Originally, I hadn’t planned on developing another expansion for the Card Game, but somehow I couldn’t stop thinking about the shortcomings regarding the interplay of the cards when playing in Tournament mode.
In 2003, therefore, the sixth Theme Set was published. It was called Barbarians and Traders. On the one hand, with the theme of this set I wanted to seize the idea from the Board Game expansion “Cities & Knights,” where the players jointly defend themselves against the invading barbarians. On the other hand, there were – as mentioned before – some cards in the old sets that allowed for overly powerful decks and other cards that were irrelevant. In combination with a minor reform of the old cards, the new Theme Set was meant to reduce the potential of overly strong deck strategies and strengthen the variety of strategic directions of decks.
After I had created the first prototype, I asked some experienced Tournament players I had met when playing on the Internet or at the Catan weekends in Bilstein, Germany, to help me test the game. At this point – given the great variety of existing cards and their possible applications in the Tournament Game – I no longer thought myself capable of keeping track of all eventualities or recognizing all possible shortcomings of the cards.
After six months of intensive collaboration, my previous prototype had changed its appearance.

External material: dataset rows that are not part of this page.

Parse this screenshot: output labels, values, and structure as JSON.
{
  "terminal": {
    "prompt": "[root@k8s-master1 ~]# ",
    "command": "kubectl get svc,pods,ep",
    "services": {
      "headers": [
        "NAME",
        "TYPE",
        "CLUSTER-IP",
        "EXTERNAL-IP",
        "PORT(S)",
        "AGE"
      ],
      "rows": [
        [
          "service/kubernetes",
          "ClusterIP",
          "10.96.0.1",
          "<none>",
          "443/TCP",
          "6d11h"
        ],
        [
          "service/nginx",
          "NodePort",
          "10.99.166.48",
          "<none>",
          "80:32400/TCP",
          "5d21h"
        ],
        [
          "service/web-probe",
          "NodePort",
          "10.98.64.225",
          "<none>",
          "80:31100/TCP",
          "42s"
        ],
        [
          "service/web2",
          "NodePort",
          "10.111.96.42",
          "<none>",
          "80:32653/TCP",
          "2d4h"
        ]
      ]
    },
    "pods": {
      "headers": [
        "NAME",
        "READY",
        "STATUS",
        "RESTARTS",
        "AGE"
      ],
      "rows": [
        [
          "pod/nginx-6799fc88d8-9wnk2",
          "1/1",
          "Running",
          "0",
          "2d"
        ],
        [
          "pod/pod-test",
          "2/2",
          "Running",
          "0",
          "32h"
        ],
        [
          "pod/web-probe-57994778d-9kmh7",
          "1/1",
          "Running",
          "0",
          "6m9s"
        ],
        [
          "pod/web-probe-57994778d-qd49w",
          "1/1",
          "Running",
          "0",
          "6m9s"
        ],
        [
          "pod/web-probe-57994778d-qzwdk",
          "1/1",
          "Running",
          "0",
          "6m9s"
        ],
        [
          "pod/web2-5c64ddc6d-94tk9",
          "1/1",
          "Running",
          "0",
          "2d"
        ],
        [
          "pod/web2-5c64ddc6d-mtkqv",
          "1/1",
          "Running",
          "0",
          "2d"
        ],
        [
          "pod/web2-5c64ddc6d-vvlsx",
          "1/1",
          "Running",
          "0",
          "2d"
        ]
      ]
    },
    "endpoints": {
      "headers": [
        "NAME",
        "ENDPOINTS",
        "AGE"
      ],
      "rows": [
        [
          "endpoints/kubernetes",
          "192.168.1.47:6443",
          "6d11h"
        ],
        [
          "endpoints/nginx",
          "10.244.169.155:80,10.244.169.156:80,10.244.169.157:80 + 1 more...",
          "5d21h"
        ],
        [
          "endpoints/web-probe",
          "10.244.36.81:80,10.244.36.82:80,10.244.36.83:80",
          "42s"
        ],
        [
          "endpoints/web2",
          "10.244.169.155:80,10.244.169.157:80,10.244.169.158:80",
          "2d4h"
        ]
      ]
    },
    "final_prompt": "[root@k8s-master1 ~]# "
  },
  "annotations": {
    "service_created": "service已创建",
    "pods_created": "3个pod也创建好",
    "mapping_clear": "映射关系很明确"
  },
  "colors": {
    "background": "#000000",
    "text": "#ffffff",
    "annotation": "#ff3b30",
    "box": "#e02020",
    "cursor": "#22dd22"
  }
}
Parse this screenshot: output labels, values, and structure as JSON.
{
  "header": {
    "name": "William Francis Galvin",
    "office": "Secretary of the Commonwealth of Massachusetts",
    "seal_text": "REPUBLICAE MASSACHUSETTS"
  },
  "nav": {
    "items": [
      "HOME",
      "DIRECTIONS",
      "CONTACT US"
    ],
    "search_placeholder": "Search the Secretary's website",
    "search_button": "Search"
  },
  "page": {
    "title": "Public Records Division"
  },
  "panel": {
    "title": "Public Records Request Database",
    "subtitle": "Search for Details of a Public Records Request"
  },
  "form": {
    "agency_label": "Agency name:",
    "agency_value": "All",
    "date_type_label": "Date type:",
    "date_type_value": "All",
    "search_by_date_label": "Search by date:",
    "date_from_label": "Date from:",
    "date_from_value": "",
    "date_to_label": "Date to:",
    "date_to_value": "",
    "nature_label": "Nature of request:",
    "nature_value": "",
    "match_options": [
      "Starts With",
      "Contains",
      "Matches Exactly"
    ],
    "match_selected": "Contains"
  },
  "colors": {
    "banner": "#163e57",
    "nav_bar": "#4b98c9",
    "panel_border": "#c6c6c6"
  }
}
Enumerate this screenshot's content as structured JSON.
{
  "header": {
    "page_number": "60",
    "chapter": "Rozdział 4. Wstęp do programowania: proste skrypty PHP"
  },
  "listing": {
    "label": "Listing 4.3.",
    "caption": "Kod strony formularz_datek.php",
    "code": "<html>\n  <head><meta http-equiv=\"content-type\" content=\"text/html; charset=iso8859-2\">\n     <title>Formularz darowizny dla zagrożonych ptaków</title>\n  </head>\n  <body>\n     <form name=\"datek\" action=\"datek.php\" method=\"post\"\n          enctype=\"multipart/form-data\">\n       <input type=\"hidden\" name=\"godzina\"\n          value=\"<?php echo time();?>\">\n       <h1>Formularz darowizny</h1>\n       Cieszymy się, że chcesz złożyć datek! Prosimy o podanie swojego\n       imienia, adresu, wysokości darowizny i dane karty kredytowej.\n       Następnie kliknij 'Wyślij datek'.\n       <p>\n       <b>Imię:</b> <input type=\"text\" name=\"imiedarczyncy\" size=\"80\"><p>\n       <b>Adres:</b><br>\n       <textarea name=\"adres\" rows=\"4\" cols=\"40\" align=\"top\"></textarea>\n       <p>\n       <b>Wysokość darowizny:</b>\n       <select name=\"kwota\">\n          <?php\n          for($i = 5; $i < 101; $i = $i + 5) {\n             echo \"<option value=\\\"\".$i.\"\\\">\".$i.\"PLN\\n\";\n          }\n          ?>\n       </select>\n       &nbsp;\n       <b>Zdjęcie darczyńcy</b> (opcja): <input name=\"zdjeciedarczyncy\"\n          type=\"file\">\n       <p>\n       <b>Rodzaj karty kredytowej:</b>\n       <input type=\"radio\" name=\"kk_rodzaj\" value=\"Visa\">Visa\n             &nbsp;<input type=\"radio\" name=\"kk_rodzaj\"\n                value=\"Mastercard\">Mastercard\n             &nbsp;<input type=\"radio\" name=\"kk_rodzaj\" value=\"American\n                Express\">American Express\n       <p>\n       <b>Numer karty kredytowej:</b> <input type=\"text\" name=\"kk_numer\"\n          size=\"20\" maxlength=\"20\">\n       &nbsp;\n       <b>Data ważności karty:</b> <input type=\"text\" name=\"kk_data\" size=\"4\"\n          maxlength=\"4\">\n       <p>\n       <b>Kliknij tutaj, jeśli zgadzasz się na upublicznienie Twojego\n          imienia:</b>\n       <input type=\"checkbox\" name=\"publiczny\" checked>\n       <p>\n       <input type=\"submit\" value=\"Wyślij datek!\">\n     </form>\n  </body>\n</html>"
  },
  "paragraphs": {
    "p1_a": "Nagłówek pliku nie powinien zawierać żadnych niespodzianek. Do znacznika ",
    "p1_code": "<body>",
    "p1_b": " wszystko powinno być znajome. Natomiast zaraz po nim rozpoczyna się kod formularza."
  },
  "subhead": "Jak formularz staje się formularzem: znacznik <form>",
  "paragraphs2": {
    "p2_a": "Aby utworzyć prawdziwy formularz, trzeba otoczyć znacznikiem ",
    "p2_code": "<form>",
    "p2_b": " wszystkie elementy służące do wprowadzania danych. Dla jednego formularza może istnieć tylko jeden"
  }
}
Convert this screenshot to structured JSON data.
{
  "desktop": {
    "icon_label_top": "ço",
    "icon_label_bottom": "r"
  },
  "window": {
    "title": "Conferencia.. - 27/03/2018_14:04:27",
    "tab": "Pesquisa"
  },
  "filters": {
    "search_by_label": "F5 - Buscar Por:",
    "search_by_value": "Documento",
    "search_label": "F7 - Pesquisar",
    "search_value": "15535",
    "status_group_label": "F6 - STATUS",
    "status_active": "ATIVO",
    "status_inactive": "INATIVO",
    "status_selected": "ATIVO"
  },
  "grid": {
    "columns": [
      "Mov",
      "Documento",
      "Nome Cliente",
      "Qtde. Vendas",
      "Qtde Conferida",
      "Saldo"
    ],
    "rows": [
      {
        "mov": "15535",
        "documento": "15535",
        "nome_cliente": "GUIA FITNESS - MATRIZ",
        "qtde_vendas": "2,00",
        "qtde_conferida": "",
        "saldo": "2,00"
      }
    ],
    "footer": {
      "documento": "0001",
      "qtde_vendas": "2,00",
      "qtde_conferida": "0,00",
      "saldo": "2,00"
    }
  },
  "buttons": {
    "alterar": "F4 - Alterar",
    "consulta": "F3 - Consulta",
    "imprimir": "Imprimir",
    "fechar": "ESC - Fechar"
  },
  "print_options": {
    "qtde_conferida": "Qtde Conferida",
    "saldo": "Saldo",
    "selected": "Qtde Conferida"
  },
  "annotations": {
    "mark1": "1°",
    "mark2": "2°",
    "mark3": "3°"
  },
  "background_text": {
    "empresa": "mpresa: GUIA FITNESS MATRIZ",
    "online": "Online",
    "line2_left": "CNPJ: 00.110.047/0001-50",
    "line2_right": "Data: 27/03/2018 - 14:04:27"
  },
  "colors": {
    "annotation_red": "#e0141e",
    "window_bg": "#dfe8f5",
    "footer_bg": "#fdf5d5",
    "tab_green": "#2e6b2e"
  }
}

The basic idea had survived, but some of my cards had been eliminated, and my fellow testers’ card ideas had found their way into the set instead – an example of this being the Scribes Offices, a card the card gamer community can hardly do without nowadays. The testing team had become a development team. (More information about the development team can be found here under “Barb. & Handelsherren” – German language only.)
In the meantime, the annual sales figures were declining considerably. Sebastian Rapp, meanwhile responsible for Catan at Kosmos, and I agreed that the Tournament Game was the culmination of the Card Game – but nevertheless reached only a relatively small number of gamers. Therefore, the next new set, titled “Artisans and Benefactors” and published in 2007, focused on the expanded Basic Game.
For this set too, I presented a prototype whose central theme was the satisfaction of the subjects to the well-tried development team established in 2003. Once more, a very constructive development phase ensued. The end result was a set mainly suitable for gamers who found the Tournament Game too elaborate and time-consuming and who wanted an exciting expansion for their Basic Game, but it also contained cards that were interesting for Tournament players. The set actually received very good reviews, and many gamers rated it the best Theme Set for the expanded Basic Game.
However, the new Theme Set unfortunately couldn’t stop the sales figures from declining. Unlike the Board Game, which year after year shows rather constant sales figures, the Card Game sales dropped considerably each year. It was foreseeable that Kosmos sooner or later would have to remove the Card Game from their game portfolio. So, at the end of 2008, the question was what to do next. Two possibilities were discussed: either to let the Card Game die or to revive it.
I agreed with Kosmos that a revival shouldn’t just concern the graphic art but should also include a revision of the game’s content. The fact that it was more and more difficult for the Card Game to win friends surely had its reasons.
In my next blog post I will specify those reasons and describe my thought process that laid the ground for the revision of the Card Game.